Shayla Waugh And Tara Halbritter

SDSU’s Reserve Officers’ Training Corps (ROTC) programs are developing, training and commissioning the future leaders of the U.S. Army and Air Force.

“The biggest thing that students take away from the Military Science program is leadership experiences,” said department head Lt. Col. John Holter. “Whether they plan on joining the army or just learning about it, they will all take away crucial ideas of what leadership is about.”

The department offers a minor in military science. Any student may take the basic 100 to 200 level courses without any obligation to join the Army ROTC program. The classes are tuition free and class books are provided. Students pay only the fee for the classes. Students may move into the advanced courses in their junior and senior years by making the commitment to the Army ROTC program, said Holter.

Upon graduation, Holter said students are commissioned into three different areas. They can move into active duty, the National Guard or into the Army Reserve. He said all active duty soldiers leave South Dakota but many take military jobs instate with the Guards.

“In the program, we are teaching skills needed in the army. Students learn the basic level tasks that they will need to build upon in their career,” said Holter.

Darci Nelson, a senior chemistry major and military science minor, said that after she graduates from SDSU, she will be commissioned into the Army as a second lieutenant.

“The Army ROTC program gives students military leadership skills and helps build character,” said Nelson.

Lt. Col. Holter said SDSU has a long tradition of producing officers for the army. In the past, the program has been ranked eighth of 270 programs and remains in the top 15% of all programs nationwide. The department has seen illustrious alumni doing great things for the army, he said.

Military training has been available since SDSU was founded in 1916. As a land grant university, Holter said military training was a core of SDSU in its founding.

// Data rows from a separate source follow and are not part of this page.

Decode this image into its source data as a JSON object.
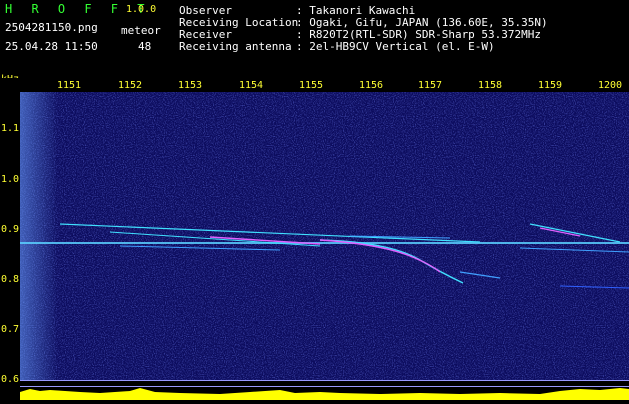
{
  "app": {
    "name": "H R O F F T",
    "version": "1.0.0",
    "filename": "2504281150.png",
    "datetime": "25.04.28 11:50",
    "meteor_label": "meteor",
    "meteor_count": "48"
  },
  "station": {
    "rows": [
      {
        "key": "Observer",
        "value": ": Takanori Kawachi"
      },
      {
        "key": "Receiving Location",
        "value": ": Ogaki, Gifu, JAPAN (136.60E, 35.35N)"
      },
      {
        "key": "Receiver",
        "value": ": R820T2(RTL-SDR) SDR-Sharp 53.372MHz"
      },
      {
        "key": "Receiving antenna",
        "value": ": 2el-HB9CV Vertical (el. E-W)"
      }
    ]
  },
  "axes": {
    "y_unit": "kHz",
    "x_ticks": [
      "1151",
      "1152",
      "1153",
      "1154",
      "1155",
      "1156",
      "1157",
      "1158",
      "1159",
      "1200"
    ],
    "y_ticks": [
      "1.1",
      "1.0",
      "0.9",
      "0.8",
      "0.7",
      "0.6"
    ]
  },
  "colors": {
    "background": "#0c0c5e",
    "label": "#ffff33",
    "brand": "#33ff33",
    "text": "#ffffff",
    "carrier": "#5ad0ff",
    "meteor": "#e060ff",
    "level": "#ffff00"
  }
}
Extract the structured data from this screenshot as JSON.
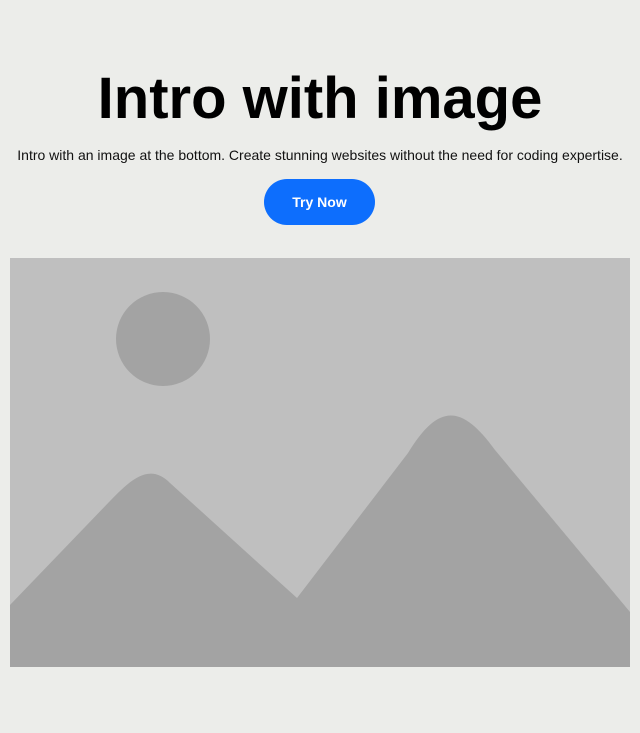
{
  "hero": {
    "title": "Intro with image",
    "subtitle": "Intro with an image at the bottom. Create stunning websites without the need for coding expertise.",
    "cta_label": "Try Now"
  },
  "image": {
    "icon": "image-placeholder-icon",
    "background_color": "#bfbfbf",
    "shape_color": "#a3a3a3"
  },
  "colors": {
    "page_background": "#ecedea",
    "accent": "#0d6efd"
  }
}
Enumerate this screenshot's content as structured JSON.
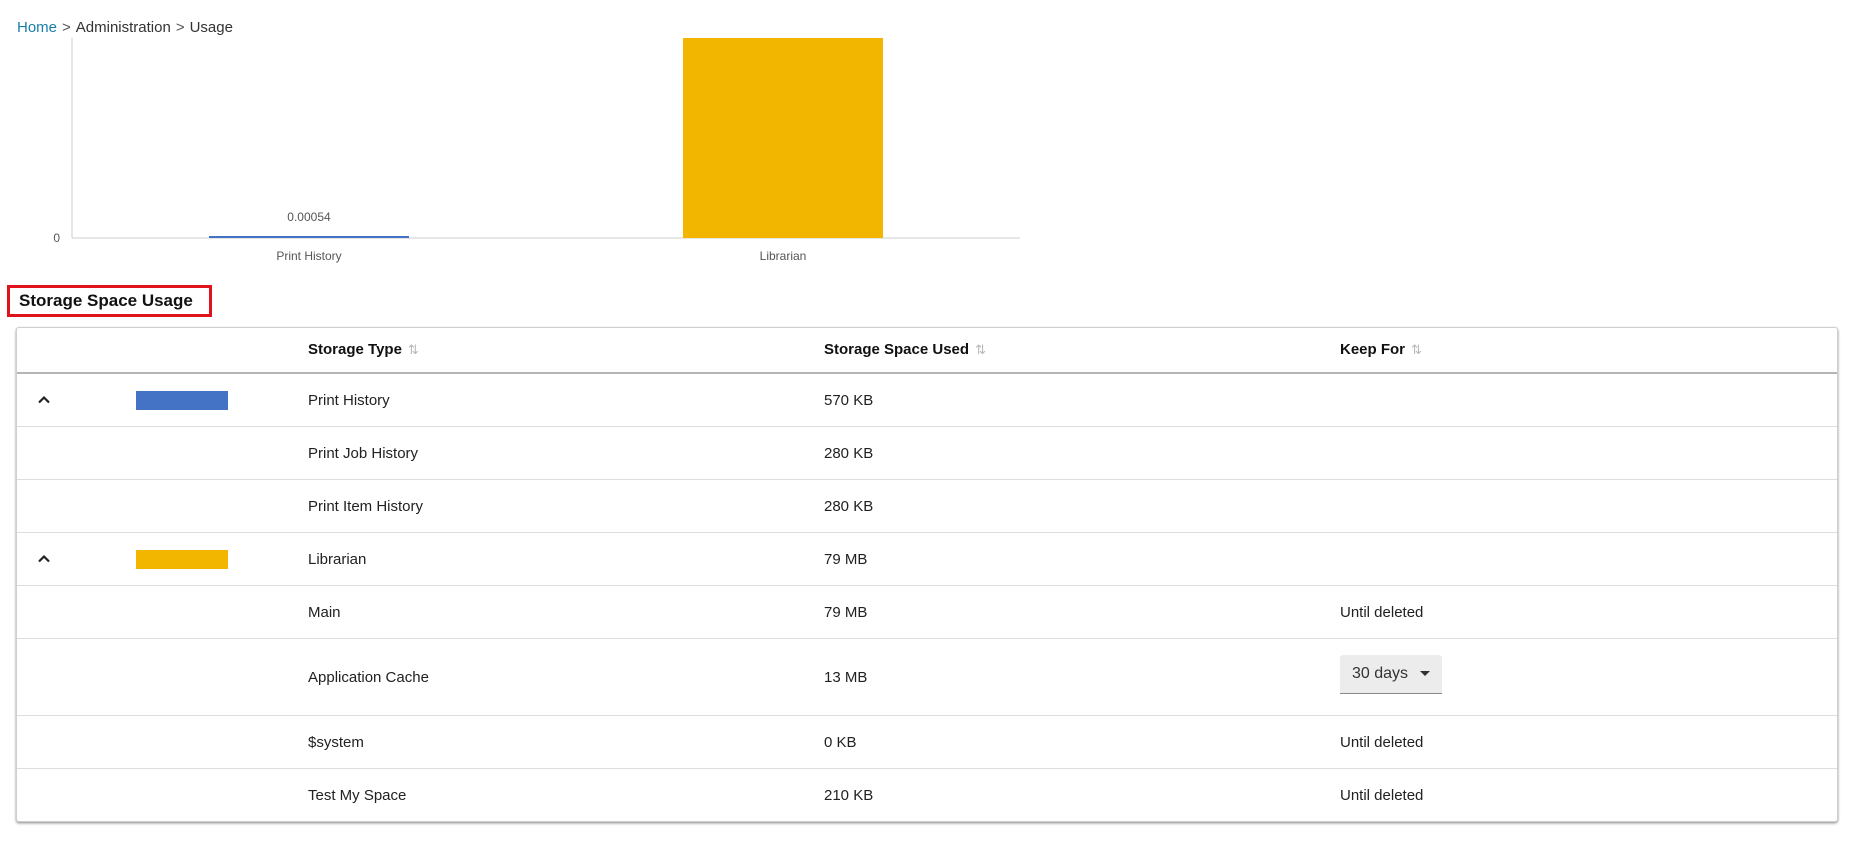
{
  "breadcrumb": {
    "home": "Home",
    "separator": ">",
    "administration": "Administration",
    "current": "Usage"
  },
  "chart_data": {
    "type": "bar",
    "categories": [
      "Print History",
      "Librarian"
    ],
    "values": [
      0.00054,
      79
    ],
    "data_labels": [
      "0.00054",
      ""
    ],
    "colors": [
      "#4472c4",
      "#f2b600"
    ],
    "y_ticks": [
      "0"
    ],
    "ylim": [
      0,
      79
    ],
    "title": "",
    "xlabel": "",
    "ylabel": "",
    "grid": false
  },
  "section": {
    "title": "Storage Space Usage"
  },
  "table": {
    "headers": {
      "storage_type": "Storage Type",
      "storage_space_used": "Storage Space Used",
      "keep_for": "Keep For"
    },
    "rows": [
      {
        "type": "Print History",
        "used": "570 KB",
        "keep": "",
        "group": true,
        "color": "#4472c4"
      },
      {
        "type": "Print Job History",
        "used": "280 KB",
        "keep": ""
      },
      {
        "type": "Print Item History",
        "used": "280 KB",
        "keep": ""
      },
      {
        "type": "Librarian",
        "used": "79 MB",
        "keep": "",
        "group": true,
        "color": "#f2b600"
      },
      {
        "type": "Main",
        "used": "79 MB",
        "keep": "Until deleted"
      },
      {
        "type": "Application Cache",
        "used": "13 MB",
        "keep_select": "30 days"
      },
      {
        "type": "$system",
        "used": "0 KB",
        "keep": "Until deleted"
      },
      {
        "type": "Test My Space",
        "used": "210 KB",
        "keep": "Until deleted"
      }
    ]
  },
  "icons": {
    "collapse": "chevron-up-icon",
    "sort": "sort-icon",
    "dropdown": "caret-down-icon"
  }
}
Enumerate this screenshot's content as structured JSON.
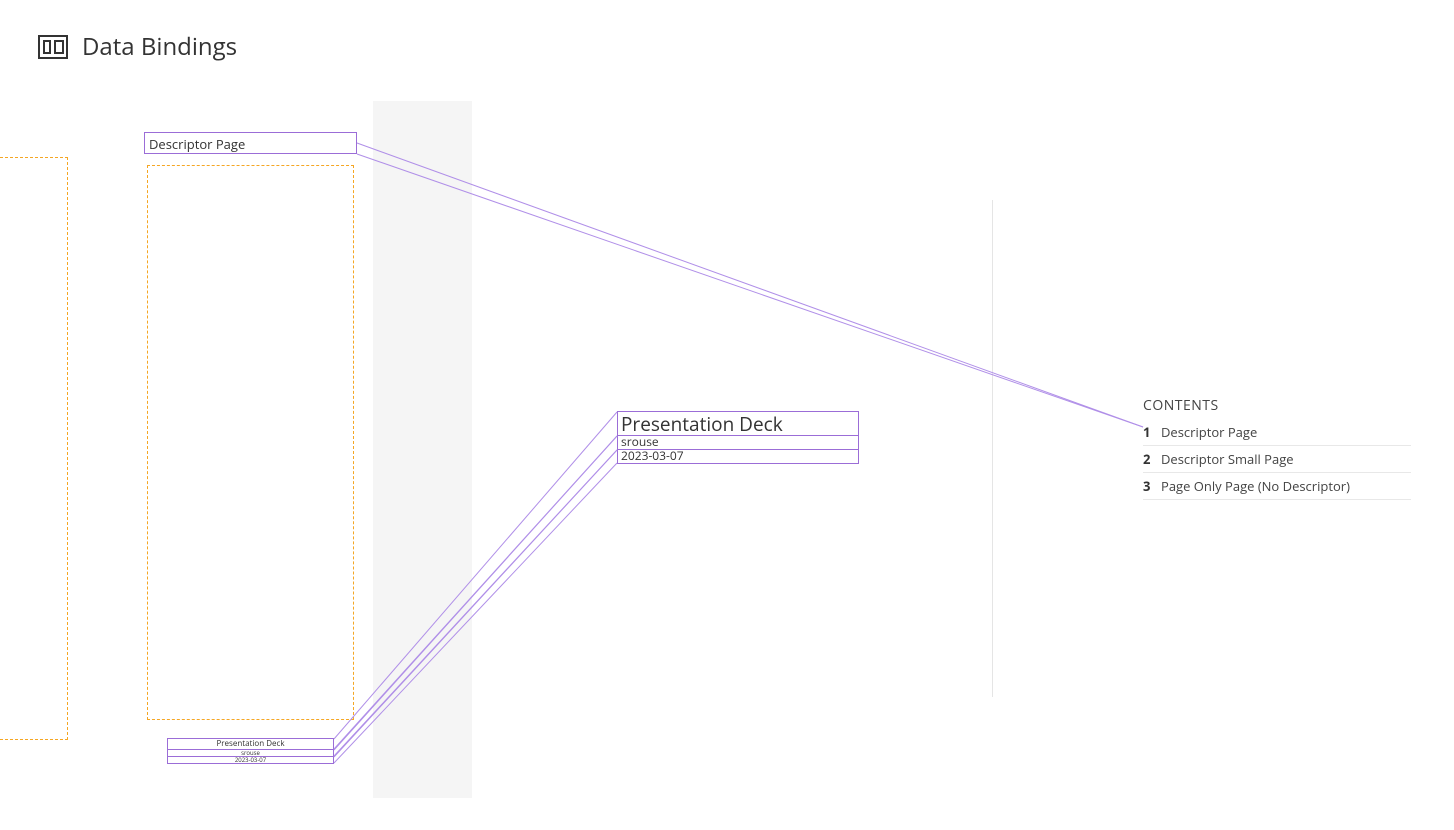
{
  "header": {
    "title": "Data Bindings"
  },
  "left_panel": {
    "descriptor_label": "Descriptor Page",
    "footer": {
      "title": "Presentation Deck",
      "author": "srouse",
      "date": "2023-03-07"
    }
  },
  "center": {
    "title": "Presentation Deck",
    "author": "srouse",
    "date": "2023-03-07"
  },
  "contents": {
    "heading": "CONTENTS",
    "items": [
      {
        "num": "1",
        "label": "Descriptor Page"
      },
      {
        "num": "2",
        "label": "Descriptor Small Page"
      },
      {
        "num": "3",
        "label": "Page Only Page (No Descriptor)"
      }
    ]
  }
}
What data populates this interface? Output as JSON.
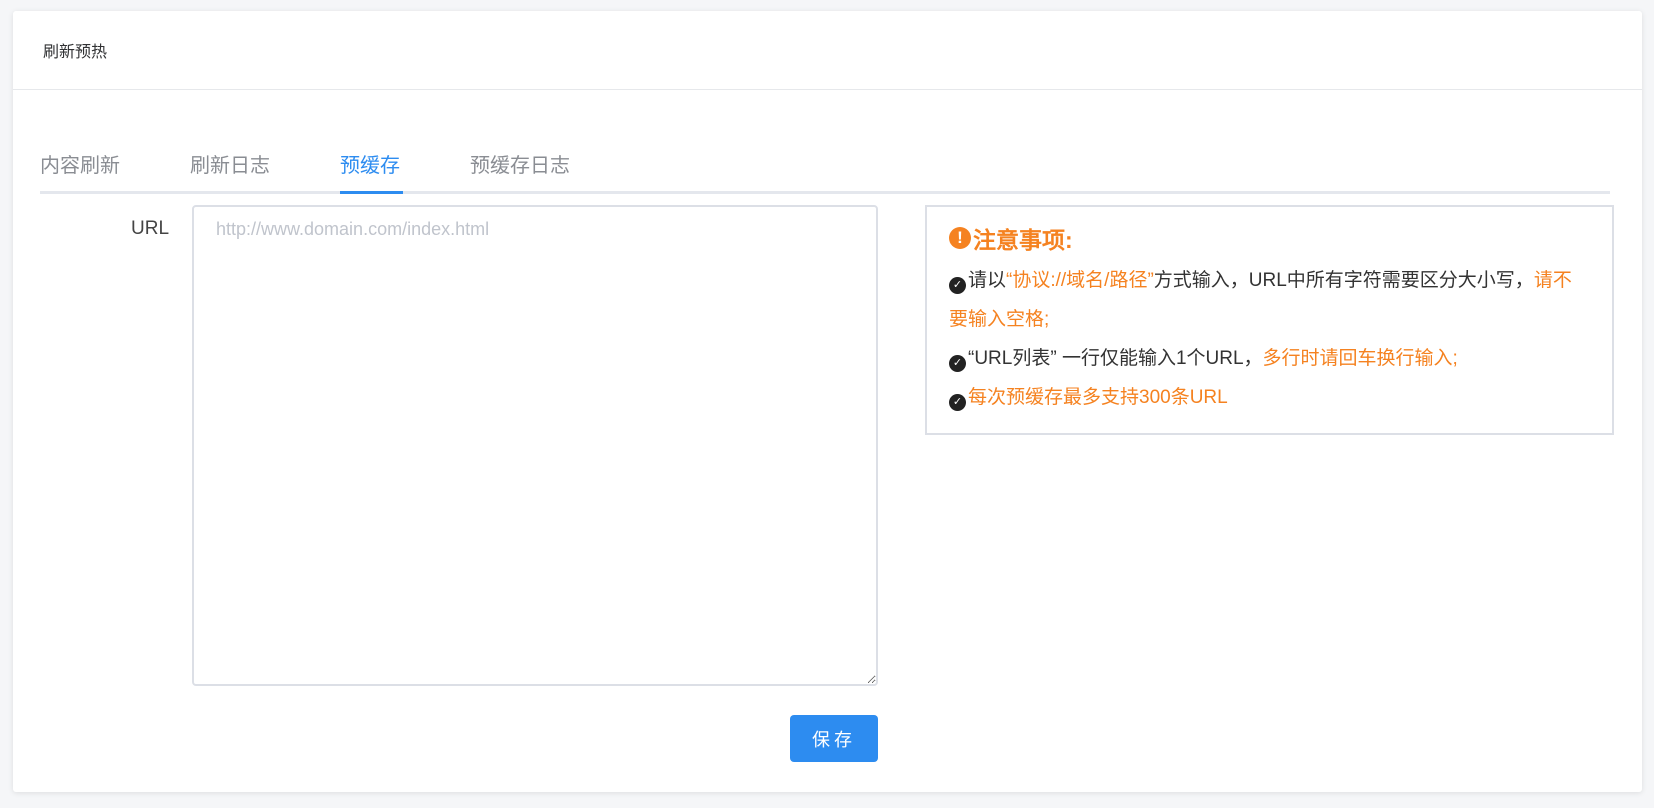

Another ROTC minor offered at SDSU is in the department of Aerospace Studies. This department is associated with the Air Force rather than the Army.

There are currently 65 students that have aerospace studies as a minor, which is significantly less than the number of military science minors. This program teaches students about various leadership topics, such as military ethics and motivational techniques. Maj. Chris Trotter, of the Aerospace Studies Department said that the program provides students with training that is more specific in terms of their career.

“Hopefully students gain a better understanding of roles in the military in general … and pick up leadership skills,” Trotter said.

Much like the Army ROTC program, the Air Force ROTC program has watched some alumni work their way up to powerful positions in their careers. Former U.S. Senator Tom Daschle is a graduate of the program.

The requirements to graduate with a minor in aerospace studies include taking the 16 credits offered through the department over four years.

After graduating with a minor in this program, graduates must work full-time in the Air Force for four years. Pilots must dedicate ten years to the Air Force. However, there are some exceptions to the rules. In some special instances, graduates are allowed to join the Air Guard instead.

Junior Chris Nedved is an aviation major and aerospace studies minor. After he graduates, he says he plans on being commissioned into the Air Force. “Hopefully I receive a pilot slot,” said Nedved. Pilots compete for a limited number of openings and selective boards choose who is eligible to become a pilot.

While students gain knowledge of the military through this program, they are not ranked any higher when they enter the Air Force. They are commissioned as second lieutenants.

There are others ways to be commissioned into the Air Force, but Trotter said that SDSU’s program has a hands-on approach to teaching skills that students will need in military careers.